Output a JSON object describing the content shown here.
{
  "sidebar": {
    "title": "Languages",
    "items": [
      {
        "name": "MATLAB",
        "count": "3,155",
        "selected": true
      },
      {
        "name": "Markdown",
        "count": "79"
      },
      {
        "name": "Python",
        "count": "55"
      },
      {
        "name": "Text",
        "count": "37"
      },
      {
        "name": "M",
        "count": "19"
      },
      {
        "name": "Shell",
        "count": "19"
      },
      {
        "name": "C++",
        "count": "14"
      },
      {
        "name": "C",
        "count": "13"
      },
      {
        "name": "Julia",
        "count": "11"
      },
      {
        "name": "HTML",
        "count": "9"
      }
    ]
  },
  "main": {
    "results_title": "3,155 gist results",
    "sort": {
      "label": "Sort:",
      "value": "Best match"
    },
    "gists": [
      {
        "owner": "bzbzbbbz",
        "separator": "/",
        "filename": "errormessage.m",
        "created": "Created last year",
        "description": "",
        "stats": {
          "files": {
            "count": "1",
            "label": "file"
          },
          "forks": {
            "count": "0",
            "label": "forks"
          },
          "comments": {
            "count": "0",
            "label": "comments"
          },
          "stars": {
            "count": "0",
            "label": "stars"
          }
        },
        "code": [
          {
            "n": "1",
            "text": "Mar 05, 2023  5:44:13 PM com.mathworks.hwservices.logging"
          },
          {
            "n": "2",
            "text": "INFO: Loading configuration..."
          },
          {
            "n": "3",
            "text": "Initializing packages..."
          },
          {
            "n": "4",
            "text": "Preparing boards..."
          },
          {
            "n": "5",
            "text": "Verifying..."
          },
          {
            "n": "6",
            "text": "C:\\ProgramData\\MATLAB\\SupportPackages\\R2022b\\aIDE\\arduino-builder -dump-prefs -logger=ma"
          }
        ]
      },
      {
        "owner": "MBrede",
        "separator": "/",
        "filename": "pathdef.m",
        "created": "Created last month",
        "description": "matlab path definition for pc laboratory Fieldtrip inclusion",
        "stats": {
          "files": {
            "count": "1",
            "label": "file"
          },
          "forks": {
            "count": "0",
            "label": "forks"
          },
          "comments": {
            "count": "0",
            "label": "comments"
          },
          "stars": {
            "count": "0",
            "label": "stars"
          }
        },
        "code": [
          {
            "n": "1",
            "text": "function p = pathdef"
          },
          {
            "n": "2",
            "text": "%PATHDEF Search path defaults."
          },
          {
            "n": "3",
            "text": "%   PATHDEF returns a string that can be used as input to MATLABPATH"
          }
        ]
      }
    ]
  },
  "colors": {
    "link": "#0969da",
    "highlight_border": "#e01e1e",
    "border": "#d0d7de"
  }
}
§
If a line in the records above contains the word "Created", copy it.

| Solution |
        "created": "Created last year",
        "created": "Created last month",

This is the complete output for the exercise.